A country where the majority of mobile phone users own a smartphone is inevitable based on the rapid growth of smartphone adoption, The Nielsen Co. predicts. And that means there will be a horde of consumers with high expectations of retailers and other organizations, expectations for mobile-optimized web sites and mobile apps.
According to the latest Nielsen data on smartphones, the pace of adoption continues to ramp up. In May, 38% of consumers with mobile phones owned a smartphone, the research firm says. That figure was 19% in the third quarter of 2009 and 31% in Q3 2010. Nielsen projects by the end of this year half of mobile phones in use will be smartphones.
The trend is bolstered by research that shows 55% of consumers who purchased a mobile phone in the last three months bought a smartphone compared with 45% who bought a feature phone, the predecessor to smartphones that can enable web access but are much less powerful and typically don’t run mobile apps.

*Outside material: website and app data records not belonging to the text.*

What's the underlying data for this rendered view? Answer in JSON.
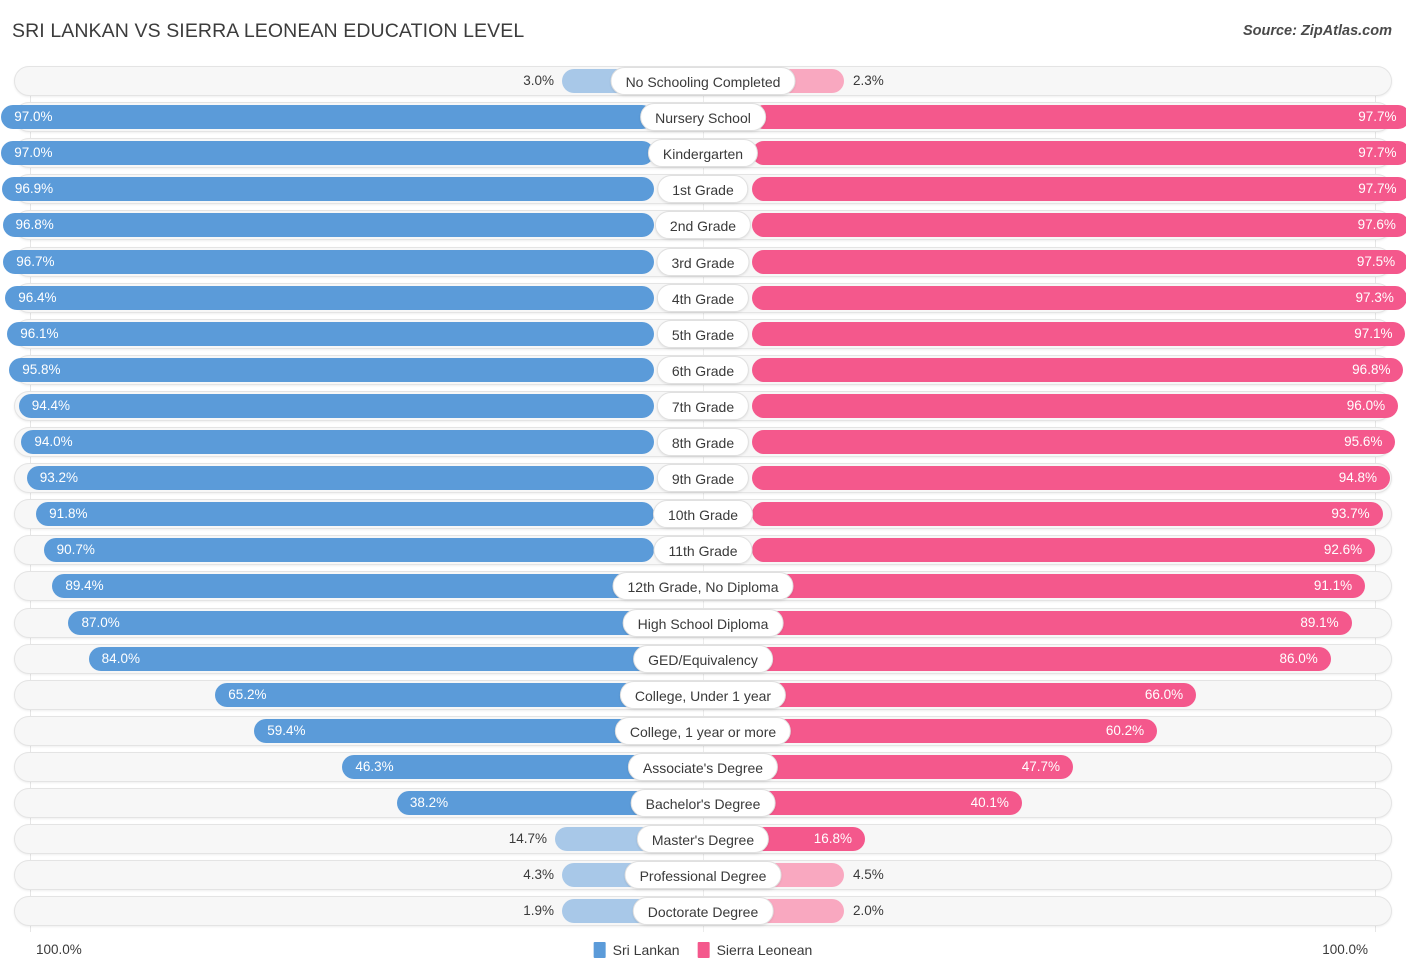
{
  "header": {
    "title": "SRI LANKAN VS SIERRA LEONEAN EDUCATION LEVEL",
    "source": "Source: ZipAtlas.com"
  },
  "footer": {
    "axis_left": "100.0%",
    "axis_right": "100.0%",
    "legend": [
      {
        "label": "Sri Lankan",
        "color": "#5b9bd9"
      },
      {
        "label": "Sierra Leonean",
        "color": "#f4588c"
      }
    ]
  },
  "colors": {
    "left_strong": "#5b9bd9",
    "left_light": "#a8c8e8",
    "right_strong": "#f4588c",
    "right_light": "#f9a8c0",
    "track": "#f7f7f7",
    "grid": "#e6e6e6"
  },
  "chart_data": {
    "type": "bar",
    "title": "SRI LANKAN VS SIERRA LEONEAN EDUCATION LEVEL",
    "orientation": "horizontal-diverging",
    "xlabel": "",
    "ylabel": "",
    "xlim": [
      0,
      100
    ],
    "grid": true,
    "legend_position": "bottom-center",
    "categories": [
      "No Schooling Completed",
      "Nursery School",
      "Kindergarten",
      "1st Grade",
      "2nd Grade",
      "3rd Grade",
      "4th Grade",
      "5th Grade",
      "6th Grade",
      "7th Grade",
      "8th Grade",
      "9th Grade",
      "10th Grade",
      "11th Grade",
      "12th Grade, No Diploma",
      "High School Diploma",
      "GED/Equivalency",
      "College, Under 1 year",
      "College, 1 year or more",
      "Associate's Degree",
      "Bachelor's Degree",
      "Master's Degree",
      "Professional Degree",
      "Doctorate Degree"
    ],
    "series": [
      {
        "name": "Sri Lankan",
        "color": "#5b9bd9",
        "values": [
          3.0,
          97.0,
          97.0,
          96.9,
          96.8,
          96.7,
          96.4,
          96.1,
          95.8,
          94.4,
          94.0,
          93.2,
          91.8,
          90.7,
          89.4,
          87.0,
          84.0,
          65.2,
          59.4,
          46.3,
          38.2,
          14.7,
          4.3,
          1.9
        ],
        "labels": [
          "3.0%",
          "97.0%",
          "97.0%",
          "96.9%",
          "96.8%",
          "96.7%",
          "96.4%",
          "96.1%",
          "95.8%",
          "94.4%",
          "94.0%",
          "93.2%",
          "91.8%",
          "90.7%",
          "89.4%",
          "87.0%",
          "84.0%",
          "65.2%",
          "59.4%",
          "46.3%",
          "38.2%",
          "14.7%",
          "4.3%",
          "1.9%"
        ]
      },
      {
        "name": "Sierra Leonean",
        "color": "#f4588c",
        "values": [
          2.3,
          97.7,
          97.7,
          97.7,
          97.6,
          97.5,
          97.3,
          97.1,
          96.8,
          96.0,
          95.6,
          94.8,
          93.7,
          92.6,
          91.1,
          89.1,
          86.0,
          66.0,
          60.2,
          47.7,
          40.1,
          16.8,
          4.5,
          2.0
        ],
        "labels": [
          "2.3%",
          "97.7%",
          "97.7%",
          "97.7%",
          "97.6%",
          "97.5%",
          "97.3%",
          "97.1%",
          "96.8%",
          "96.0%",
          "95.6%",
          "94.8%",
          "93.7%",
          "92.6%",
          "91.1%",
          "89.1%",
          "86.0%",
          "66.0%",
          "60.2%",
          "47.7%",
          "40.1%",
          "16.8%",
          "4.5%",
          "2.0%"
        ]
      }
    ]
  }
}
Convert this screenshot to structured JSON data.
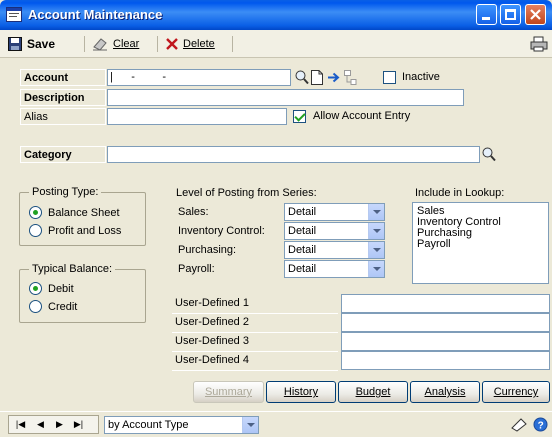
{
  "window": {
    "title": "Account Maintenance"
  },
  "toolbar": {
    "save": "Save",
    "clear": "Clear",
    "delete": "Delete"
  },
  "fields": {
    "account_label": "Account",
    "account_value": "|      -         -",
    "inactive_label": "Inactive",
    "description_label": "Description",
    "alias_label": "Alias",
    "allow_entry_label": "Allow Account Entry",
    "category_label": "Category"
  },
  "posting_type": {
    "label": "Posting Type:",
    "options": [
      "Balance Sheet",
      "Profit and Loss"
    ],
    "selected": "Balance Sheet"
  },
  "typical_balance": {
    "label": "Typical Balance:",
    "options": [
      "Debit",
      "Credit"
    ],
    "selected": "Debit"
  },
  "level_of_posting": {
    "label": "Level of Posting from Series:",
    "rows": [
      {
        "label": "Sales:",
        "value": "Detail"
      },
      {
        "label": "Inventory Control:",
        "value": "Detail"
      },
      {
        "label": "Purchasing:",
        "value": "Detail"
      },
      {
        "label": "Payroll:",
        "value": "Detail"
      }
    ]
  },
  "lookup": {
    "label": "Include in Lookup:",
    "items": [
      "Sales",
      "Inventory Control",
      "Purchasing",
      "Payroll"
    ]
  },
  "user_defined": [
    "User-Defined 1",
    "User-Defined 2",
    "User-Defined 3",
    "User-Defined 4"
  ],
  "buttons": {
    "summary": "Summary",
    "history": "History",
    "budget": "Budget",
    "analysis": "Analysis",
    "currency": "Currency"
  },
  "statusbar": {
    "sort": "by Account Type"
  }
}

Android continues to be the most popular smartphone operating system—38% of consumers with smartphones own an Android device, Nielsen finds. It also leads among consumers who recently bought a new smartphone. However, Apple Inc.’s iPhone has recently shown the most growth.

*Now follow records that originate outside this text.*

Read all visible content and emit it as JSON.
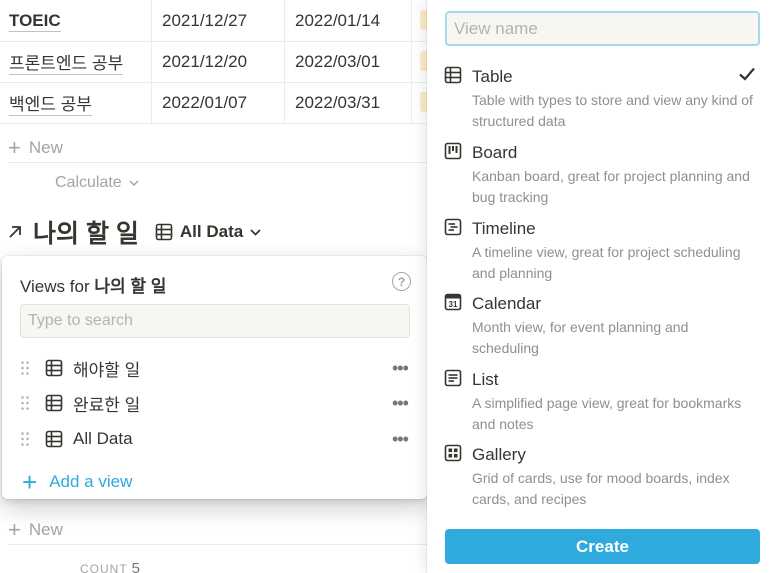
{
  "table": {
    "rows": [
      {
        "name": "TOEIC",
        "start": "2021/12/27",
        "end": "2022/01/14",
        "bold": true
      },
      {
        "name": "프론트엔드 공부",
        "start": "2021/12/20",
        "end": "2022/03/01",
        "bold": false
      },
      {
        "name": "백엔드 공부",
        "start": "2022/01/07",
        "end": "2022/03/31",
        "bold": false
      }
    ],
    "new_label": "New",
    "calculate_label": "Calculate"
  },
  "database": {
    "title": "나의 할 일",
    "current_view": "All Data",
    "new_label": "New",
    "count_label": "COUNT",
    "count_value": "5"
  },
  "views_popup": {
    "header_prefix": "Views for",
    "header_db": "나의 할 일",
    "search_placeholder": "Type to search",
    "views": [
      {
        "label": "해야할 일",
        "icon": "table-icon"
      },
      {
        "label": "완료한 일",
        "icon": "table-icon"
      },
      {
        "label": "All Data",
        "icon": "table-icon"
      }
    ],
    "add_label": "Add a view"
  },
  "new_view_panel": {
    "name_placeholder": "View name",
    "types": [
      {
        "name": "Table",
        "desc": "Table with types to store and view any kind of structured data",
        "icon": "table-icon",
        "selected": true
      },
      {
        "name": "Board",
        "desc": "Kanban board, great for project planning and bug tracking",
        "icon": "board-icon",
        "selected": false
      },
      {
        "name": "Timeline",
        "desc": "A timeline view, great for project scheduling and planning",
        "icon": "timeline-icon",
        "selected": false
      },
      {
        "name": "Calendar",
        "desc": "Month view, for event planning and scheduling",
        "icon": "calendar-icon",
        "icon_text": "31",
        "selected": false
      },
      {
        "name": "List",
        "desc": "A simplified page view, great for bookmarks and notes",
        "icon": "list-icon",
        "selected": false
      },
      {
        "name": "Gallery",
        "desc": "Grid of cards, use for mood boards, index cards, and recipes",
        "icon": "gallery-icon",
        "selected": false
      }
    ],
    "create_label": "Create"
  },
  "colors": {
    "accent": "#2eaadc",
    "focus_ring": "#a6d9ef",
    "text": "#37352f",
    "muted": "#a5a4a0"
  }
}
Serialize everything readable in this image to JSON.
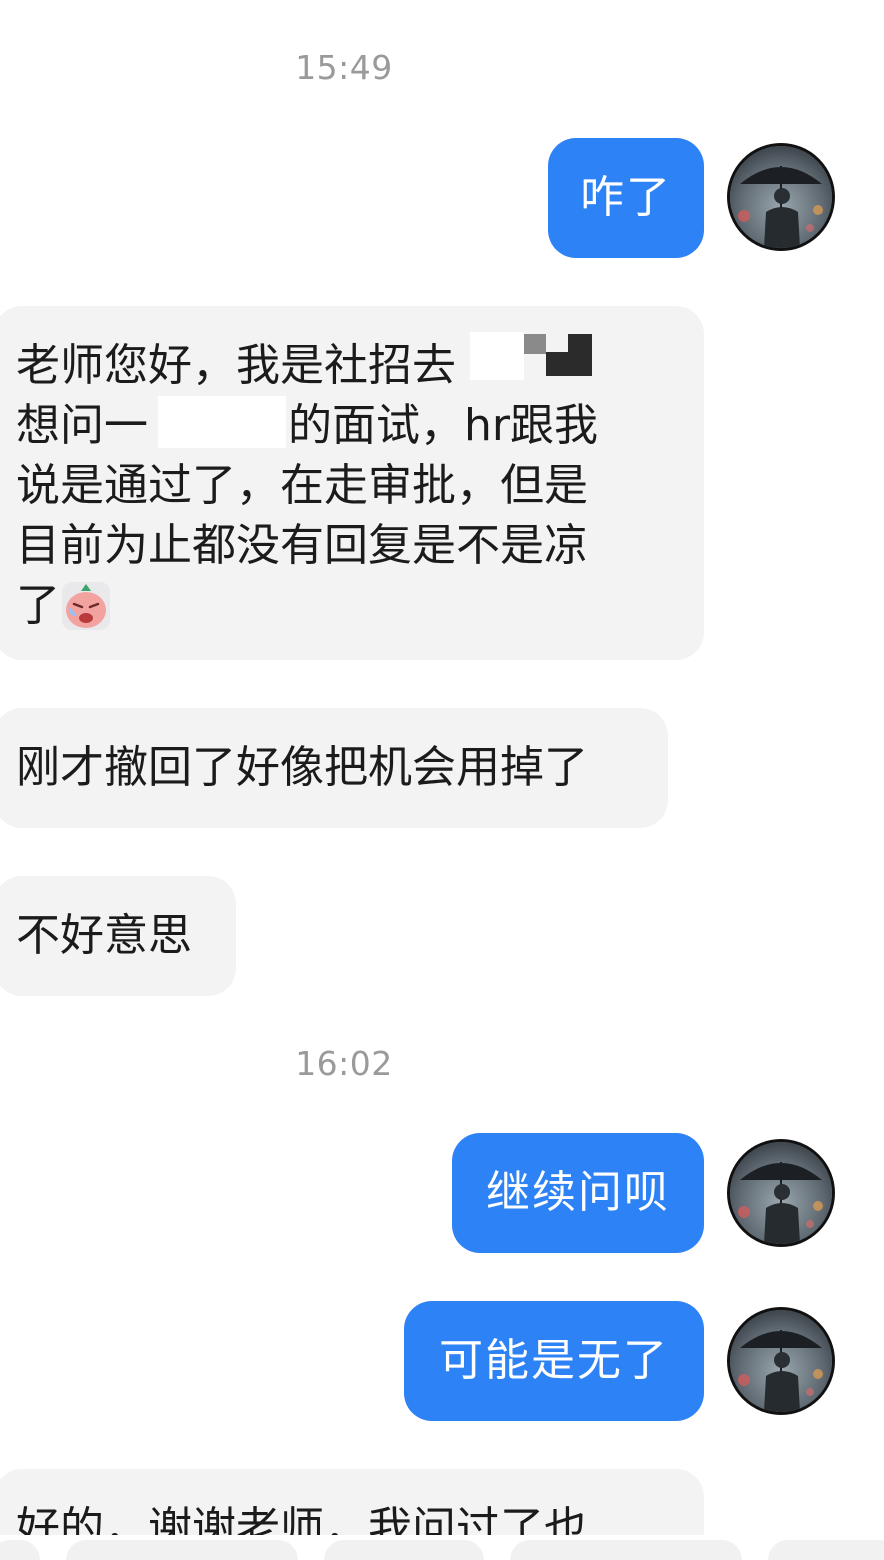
{
  "timestamps": [
    "15:49",
    "16:02"
  ],
  "messages": {
    "m1": "咋了",
    "m2_l1": "老师您好，我是社招去",
    "m2_l2a": "想问一",
    "m2_l2b": "的面试，hr跟我",
    "m2_l3": "说是通过了，在走审批，但是",
    "m2_l4": "目前为止都没有回复是不是凉",
    "m2_l5": "了",
    "m3": "刚才撤回了好像把机会用掉了",
    "m4": "不好意思",
    "m5": "继续问呗",
    "m6": "可能是无了",
    "m7": "好的，谢谢老师，我问过了也"
  },
  "emoji": {
    "m2": "crying-face-emoji"
  },
  "avatar": {
    "icon": "man-with-umbrella-avatar"
  },
  "colors": {
    "outgoing_bubble": "#2d82f6",
    "incoming_bubble": "#f3f3f3",
    "timestamp": "#9a9a9a"
  }
}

In February, 27% of consumers buying a mobile phone went with an Android; the figure stayed the same in May. In February, 10% of consumers purchasing a new mobile phone went with an iPhone; that number jumped to 17% in May. Verizon launching the iPhone on its network earlier this year could account for a big chunk of that increase. For the same time period, BlackBerry went from 11% to 6%, Windows Phone 7 stayed flat at 1%, and other smartphones, including those running HP WebOS (formerly Palm), went from 5% to 4%.
Android remains the leader with 38% of smartphone market share, Nielsen says. It is followed by the iPhone with 27%, BlackBerry with 21%, Windows Mobile with 9%, Symbian with 2%, HP WebOS (Palm) with 2%, the older Palm OS with 1%, and Windows Phone 7 with 1%. The total exceeds 100% due to rounding.

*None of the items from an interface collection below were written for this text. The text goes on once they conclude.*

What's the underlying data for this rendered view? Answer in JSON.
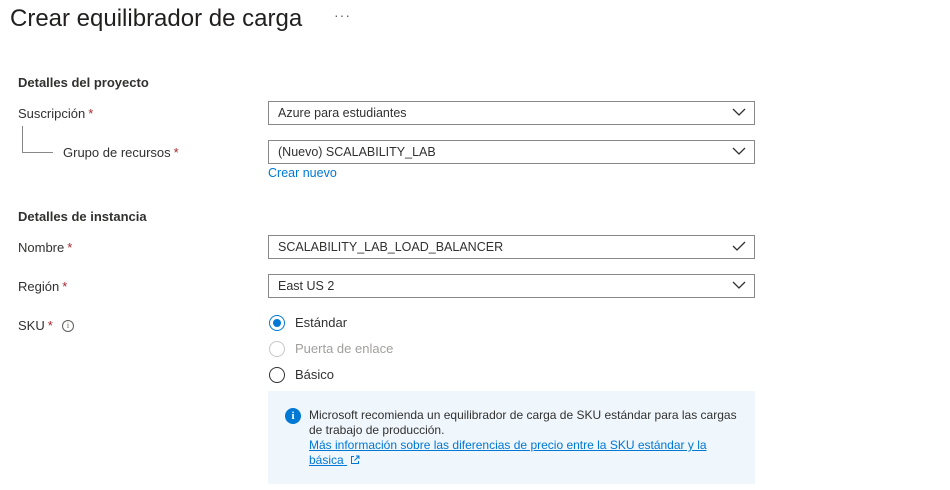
{
  "page": {
    "title": "Crear equilibrador de carga",
    "more_actions": "···"
  },
  "project_details": {
    "heading": "Detalles del proyecto",
    "subscription": {
      "label": "Suscripción",
      "required_mark": "*",
      "value": "Azure para estudiantes"
    },
    "resource_group": {
      "label": "Grupo de recursos",
      "required_mark": "*",
      "value": "(Nuevo) SCALABILITY_LAB",
      "create_new_link": "Crear nuevo"
    }
  },
  "instance_details": {
    "heading": "Detalles de instancia",
    "name": {
      "label": "Nombre",
      "required_mark": "*",
      "value": "SCALABILITY_LAB_LOAD_BALANCER"
    },
    "region": {
      "label": "Región",
      "required_mark": "*",
      "value": "East US 2"
    },
    "sku": {
      "label": "SKU",
      "required_mark": "*",
      "options": [
        {
          "label": "Estándar",
          "selected": true,
          "disabled": false
        },
        {
          "label": "Puerta de enlace",
          "selected": false,
          "disabled": true
        },
        {
          "label": "Básico",
          "selected": false,
          "disabled": false
        }
      ]
    }
  },
  "info_banner": {
    "text": "Microsoft recomienda un equilibrador de carga de SKU estándar para las cargas de trabajo de producción.",
    "link_text": "Más información sobre las diferencias de precio entre la SKU estándar y la básica"
  },
  "colors": {
    "accent": "#0078d4",
    "required": "#a4262c",
    "info_background": "#eff6fc"
  }
}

“What we were talking about a year or two ago as on the horizon is now here. The consumer has adopted this technology faster than anyone could have predicted,” says Steve Rowen, managing partner at consulting firm Retail Systems Research. “And smartphone consumers have demands. They don’t want to get to a retailer’s site and have a clunky experience or not find a store locator. Retail moves at a slower pace than other industries and there still is some disbelief about how consumers are using these devices. If a retailer doesn’t have someone in charge of making sure their customer experience is seamless across mobile and other channels, they’re in for a rude awakening.”